The Age of Exploration for the Spanish began with visits to the Americas, including Panama and South America. The Spanish and Portuguese arrived in South America at semi-different times, and while known as the Papal Line of Demarcation, negotiations did not involve the Pope of the times. The Papal Line of Demarcation divided South America into two parts Portuguese Brazil and Spanish everywhere else.
The first people to document Kosrae, were of course, the first inhabitants known as the Kosraeans who remained and retained the information for their use; however, the Spanish noted the island on their maps as they passed on to Fais, Ulithi, and Yap, which are part of contemporary Federated States of Micronesia. Today’s island of Kosrae was first placed on a European map as San Barthelemeo de Loyala in 1526, according to Adelbert von Chamisso (Beardsley 2003:26; Ritter and Ritter 1982).
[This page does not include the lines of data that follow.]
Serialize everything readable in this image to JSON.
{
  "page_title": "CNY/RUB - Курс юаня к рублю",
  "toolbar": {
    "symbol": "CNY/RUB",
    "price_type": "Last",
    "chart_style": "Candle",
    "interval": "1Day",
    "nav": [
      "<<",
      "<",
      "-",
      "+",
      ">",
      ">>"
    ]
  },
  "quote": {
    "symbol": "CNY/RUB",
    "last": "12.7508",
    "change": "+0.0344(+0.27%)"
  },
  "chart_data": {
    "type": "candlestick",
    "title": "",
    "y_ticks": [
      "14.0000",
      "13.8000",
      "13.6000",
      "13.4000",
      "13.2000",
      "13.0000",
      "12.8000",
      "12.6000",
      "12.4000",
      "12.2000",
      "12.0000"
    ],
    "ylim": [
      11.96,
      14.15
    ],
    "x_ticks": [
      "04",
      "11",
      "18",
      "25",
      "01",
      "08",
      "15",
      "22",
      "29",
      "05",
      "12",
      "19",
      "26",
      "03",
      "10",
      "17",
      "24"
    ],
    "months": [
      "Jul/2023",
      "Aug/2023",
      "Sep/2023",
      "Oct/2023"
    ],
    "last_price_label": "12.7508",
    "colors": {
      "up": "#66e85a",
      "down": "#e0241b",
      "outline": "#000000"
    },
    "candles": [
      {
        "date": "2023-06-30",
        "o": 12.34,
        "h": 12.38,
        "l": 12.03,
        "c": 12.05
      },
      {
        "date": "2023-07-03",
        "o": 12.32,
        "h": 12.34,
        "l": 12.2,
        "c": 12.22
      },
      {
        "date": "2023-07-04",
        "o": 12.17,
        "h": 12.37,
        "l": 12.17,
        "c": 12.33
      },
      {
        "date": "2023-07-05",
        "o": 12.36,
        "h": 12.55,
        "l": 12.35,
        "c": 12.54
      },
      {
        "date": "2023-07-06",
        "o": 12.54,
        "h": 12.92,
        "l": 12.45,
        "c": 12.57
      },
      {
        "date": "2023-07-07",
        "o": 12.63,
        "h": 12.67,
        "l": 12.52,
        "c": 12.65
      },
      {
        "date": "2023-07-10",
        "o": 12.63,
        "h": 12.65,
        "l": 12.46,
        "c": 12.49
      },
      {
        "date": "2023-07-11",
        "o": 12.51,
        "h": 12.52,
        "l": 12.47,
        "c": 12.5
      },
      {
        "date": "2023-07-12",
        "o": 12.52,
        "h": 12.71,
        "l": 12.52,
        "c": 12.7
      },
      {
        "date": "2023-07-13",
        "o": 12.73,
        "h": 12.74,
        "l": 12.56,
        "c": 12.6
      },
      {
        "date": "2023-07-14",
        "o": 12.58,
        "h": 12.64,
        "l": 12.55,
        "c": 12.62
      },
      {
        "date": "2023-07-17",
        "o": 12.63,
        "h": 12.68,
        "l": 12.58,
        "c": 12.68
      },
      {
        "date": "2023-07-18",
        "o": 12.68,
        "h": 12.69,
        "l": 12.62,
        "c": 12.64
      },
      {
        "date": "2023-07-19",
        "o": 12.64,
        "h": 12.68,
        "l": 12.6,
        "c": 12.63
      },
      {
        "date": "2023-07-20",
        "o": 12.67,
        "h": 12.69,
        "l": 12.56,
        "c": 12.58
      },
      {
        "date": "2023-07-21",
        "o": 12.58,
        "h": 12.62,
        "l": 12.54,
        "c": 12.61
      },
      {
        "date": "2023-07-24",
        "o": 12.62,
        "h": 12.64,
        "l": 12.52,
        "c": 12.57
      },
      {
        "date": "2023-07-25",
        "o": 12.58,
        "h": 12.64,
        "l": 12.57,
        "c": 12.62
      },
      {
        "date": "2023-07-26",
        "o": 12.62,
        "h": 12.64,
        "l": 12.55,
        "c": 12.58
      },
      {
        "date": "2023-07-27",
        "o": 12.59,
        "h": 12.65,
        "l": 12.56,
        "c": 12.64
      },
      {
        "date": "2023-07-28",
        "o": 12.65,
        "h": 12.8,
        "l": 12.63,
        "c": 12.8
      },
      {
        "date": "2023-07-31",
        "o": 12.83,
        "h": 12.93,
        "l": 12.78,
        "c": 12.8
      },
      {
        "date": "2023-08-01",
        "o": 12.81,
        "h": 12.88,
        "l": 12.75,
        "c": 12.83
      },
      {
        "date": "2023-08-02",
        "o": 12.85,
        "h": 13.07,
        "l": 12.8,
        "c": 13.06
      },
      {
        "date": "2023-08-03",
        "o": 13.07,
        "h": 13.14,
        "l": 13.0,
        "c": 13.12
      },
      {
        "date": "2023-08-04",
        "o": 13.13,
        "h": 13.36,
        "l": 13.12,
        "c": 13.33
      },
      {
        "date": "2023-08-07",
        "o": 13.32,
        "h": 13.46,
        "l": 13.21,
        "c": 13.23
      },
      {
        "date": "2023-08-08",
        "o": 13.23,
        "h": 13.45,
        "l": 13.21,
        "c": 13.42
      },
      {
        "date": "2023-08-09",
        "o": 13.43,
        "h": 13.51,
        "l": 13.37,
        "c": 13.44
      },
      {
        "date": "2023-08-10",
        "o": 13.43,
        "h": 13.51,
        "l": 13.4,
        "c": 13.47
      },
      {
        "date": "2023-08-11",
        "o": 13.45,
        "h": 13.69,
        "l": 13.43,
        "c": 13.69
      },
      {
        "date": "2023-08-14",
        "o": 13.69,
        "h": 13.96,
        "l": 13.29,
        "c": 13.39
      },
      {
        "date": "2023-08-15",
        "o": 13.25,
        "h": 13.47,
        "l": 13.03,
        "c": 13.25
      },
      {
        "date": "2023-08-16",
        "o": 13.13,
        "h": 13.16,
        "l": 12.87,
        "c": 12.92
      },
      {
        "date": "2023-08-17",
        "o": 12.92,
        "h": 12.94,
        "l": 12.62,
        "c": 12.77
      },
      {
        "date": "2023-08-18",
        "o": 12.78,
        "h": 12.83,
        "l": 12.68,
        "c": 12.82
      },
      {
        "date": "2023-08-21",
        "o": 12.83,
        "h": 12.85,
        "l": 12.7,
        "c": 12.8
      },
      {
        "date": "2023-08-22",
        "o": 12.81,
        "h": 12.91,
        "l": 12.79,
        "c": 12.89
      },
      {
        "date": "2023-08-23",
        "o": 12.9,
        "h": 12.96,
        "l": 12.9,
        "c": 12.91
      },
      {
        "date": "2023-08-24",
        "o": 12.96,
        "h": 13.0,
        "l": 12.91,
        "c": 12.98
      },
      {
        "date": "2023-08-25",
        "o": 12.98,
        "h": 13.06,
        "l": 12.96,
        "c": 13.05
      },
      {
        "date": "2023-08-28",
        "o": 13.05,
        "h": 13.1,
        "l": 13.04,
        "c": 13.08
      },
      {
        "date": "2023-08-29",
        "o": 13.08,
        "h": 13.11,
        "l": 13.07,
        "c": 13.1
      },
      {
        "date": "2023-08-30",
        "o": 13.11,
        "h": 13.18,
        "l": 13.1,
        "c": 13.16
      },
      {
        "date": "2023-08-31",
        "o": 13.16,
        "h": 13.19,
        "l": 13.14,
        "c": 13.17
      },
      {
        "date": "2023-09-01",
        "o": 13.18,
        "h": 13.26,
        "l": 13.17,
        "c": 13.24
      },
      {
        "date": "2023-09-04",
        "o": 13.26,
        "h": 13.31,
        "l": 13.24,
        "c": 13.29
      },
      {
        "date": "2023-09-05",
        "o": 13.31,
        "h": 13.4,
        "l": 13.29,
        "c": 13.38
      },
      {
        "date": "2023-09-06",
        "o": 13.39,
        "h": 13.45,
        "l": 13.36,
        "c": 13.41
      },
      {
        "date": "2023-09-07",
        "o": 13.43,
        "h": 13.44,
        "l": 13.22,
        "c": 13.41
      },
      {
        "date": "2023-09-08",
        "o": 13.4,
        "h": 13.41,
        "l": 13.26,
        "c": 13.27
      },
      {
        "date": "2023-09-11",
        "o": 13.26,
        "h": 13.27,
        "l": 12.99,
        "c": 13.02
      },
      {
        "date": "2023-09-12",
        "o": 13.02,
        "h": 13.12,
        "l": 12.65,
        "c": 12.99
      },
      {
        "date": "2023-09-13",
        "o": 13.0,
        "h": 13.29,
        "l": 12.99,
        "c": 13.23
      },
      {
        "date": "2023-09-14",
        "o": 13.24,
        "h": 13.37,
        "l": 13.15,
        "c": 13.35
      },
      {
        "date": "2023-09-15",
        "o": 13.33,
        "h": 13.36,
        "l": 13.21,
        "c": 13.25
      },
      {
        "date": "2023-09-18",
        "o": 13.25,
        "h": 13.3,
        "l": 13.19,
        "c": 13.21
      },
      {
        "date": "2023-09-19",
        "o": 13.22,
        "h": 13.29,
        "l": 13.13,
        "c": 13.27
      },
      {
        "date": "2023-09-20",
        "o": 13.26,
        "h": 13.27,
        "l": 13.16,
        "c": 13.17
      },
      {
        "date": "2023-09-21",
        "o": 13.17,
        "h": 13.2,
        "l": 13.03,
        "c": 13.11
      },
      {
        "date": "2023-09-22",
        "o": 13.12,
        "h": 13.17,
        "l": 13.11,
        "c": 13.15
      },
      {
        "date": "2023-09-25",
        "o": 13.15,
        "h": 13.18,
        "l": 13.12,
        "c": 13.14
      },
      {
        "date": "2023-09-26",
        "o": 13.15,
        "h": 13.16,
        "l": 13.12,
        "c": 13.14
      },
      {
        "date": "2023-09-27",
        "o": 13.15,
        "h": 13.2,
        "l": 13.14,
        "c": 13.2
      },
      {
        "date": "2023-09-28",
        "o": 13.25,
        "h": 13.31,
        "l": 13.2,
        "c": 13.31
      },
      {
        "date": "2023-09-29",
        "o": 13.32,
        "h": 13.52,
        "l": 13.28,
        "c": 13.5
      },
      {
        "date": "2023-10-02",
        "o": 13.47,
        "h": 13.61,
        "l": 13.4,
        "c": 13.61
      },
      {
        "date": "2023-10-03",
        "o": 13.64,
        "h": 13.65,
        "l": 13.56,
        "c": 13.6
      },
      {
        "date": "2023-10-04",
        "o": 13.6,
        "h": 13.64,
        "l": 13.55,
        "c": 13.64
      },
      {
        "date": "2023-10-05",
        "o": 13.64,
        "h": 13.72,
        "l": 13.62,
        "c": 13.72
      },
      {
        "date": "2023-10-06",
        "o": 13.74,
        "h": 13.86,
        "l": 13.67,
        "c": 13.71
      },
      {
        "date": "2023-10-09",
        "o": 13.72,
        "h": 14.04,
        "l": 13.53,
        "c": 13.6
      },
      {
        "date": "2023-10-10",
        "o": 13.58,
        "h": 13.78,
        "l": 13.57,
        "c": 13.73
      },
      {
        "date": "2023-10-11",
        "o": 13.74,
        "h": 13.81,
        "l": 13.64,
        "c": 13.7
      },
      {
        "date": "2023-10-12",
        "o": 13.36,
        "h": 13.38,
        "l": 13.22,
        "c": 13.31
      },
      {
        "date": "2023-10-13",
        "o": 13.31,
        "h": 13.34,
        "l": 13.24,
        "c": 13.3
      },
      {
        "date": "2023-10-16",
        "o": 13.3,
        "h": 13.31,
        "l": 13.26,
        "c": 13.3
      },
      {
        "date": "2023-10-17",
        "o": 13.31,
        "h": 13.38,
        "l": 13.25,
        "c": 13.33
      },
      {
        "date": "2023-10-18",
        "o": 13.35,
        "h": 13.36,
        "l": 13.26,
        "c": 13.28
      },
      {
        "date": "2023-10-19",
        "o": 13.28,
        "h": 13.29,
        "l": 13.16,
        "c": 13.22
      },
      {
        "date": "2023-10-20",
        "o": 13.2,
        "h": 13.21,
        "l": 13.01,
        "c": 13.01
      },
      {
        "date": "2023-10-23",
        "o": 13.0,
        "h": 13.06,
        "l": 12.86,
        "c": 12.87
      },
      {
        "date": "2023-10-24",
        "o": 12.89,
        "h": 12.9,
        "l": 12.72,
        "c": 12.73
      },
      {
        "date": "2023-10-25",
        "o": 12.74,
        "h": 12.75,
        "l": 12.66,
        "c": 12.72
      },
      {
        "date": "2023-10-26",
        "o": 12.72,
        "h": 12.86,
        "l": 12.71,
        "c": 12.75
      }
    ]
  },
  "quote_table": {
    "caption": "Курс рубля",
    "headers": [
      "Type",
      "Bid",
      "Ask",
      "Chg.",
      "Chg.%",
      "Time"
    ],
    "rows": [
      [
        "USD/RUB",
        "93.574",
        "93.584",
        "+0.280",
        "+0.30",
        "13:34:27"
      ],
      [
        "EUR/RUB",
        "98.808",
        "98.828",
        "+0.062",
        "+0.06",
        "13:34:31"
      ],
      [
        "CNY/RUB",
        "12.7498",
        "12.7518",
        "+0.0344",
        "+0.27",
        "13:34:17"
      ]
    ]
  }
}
In 1529, the Spanish Captain Alvaro de Saavedra of the ship the Florida recorded the island’s location and did not name it.
2003 Safonfok, Kosrae: Emergency of Complexity. University of California, Riverside.
Ritter and Ritter
1982 the European Discovery of Kosrae Island: Accounts by Louis Isidore Duperrey, Jules Sebastien Cesar Dumont D’Urville, Rene Primevere Lesson, Fyedor Lutke, and Friedrich Heinrich von Kittlitz. Micronesian Archaeological Survey Report Nr. 13. Historic Preservation Office, U.S. Trust Territory of the Pacific Islands, Saipan.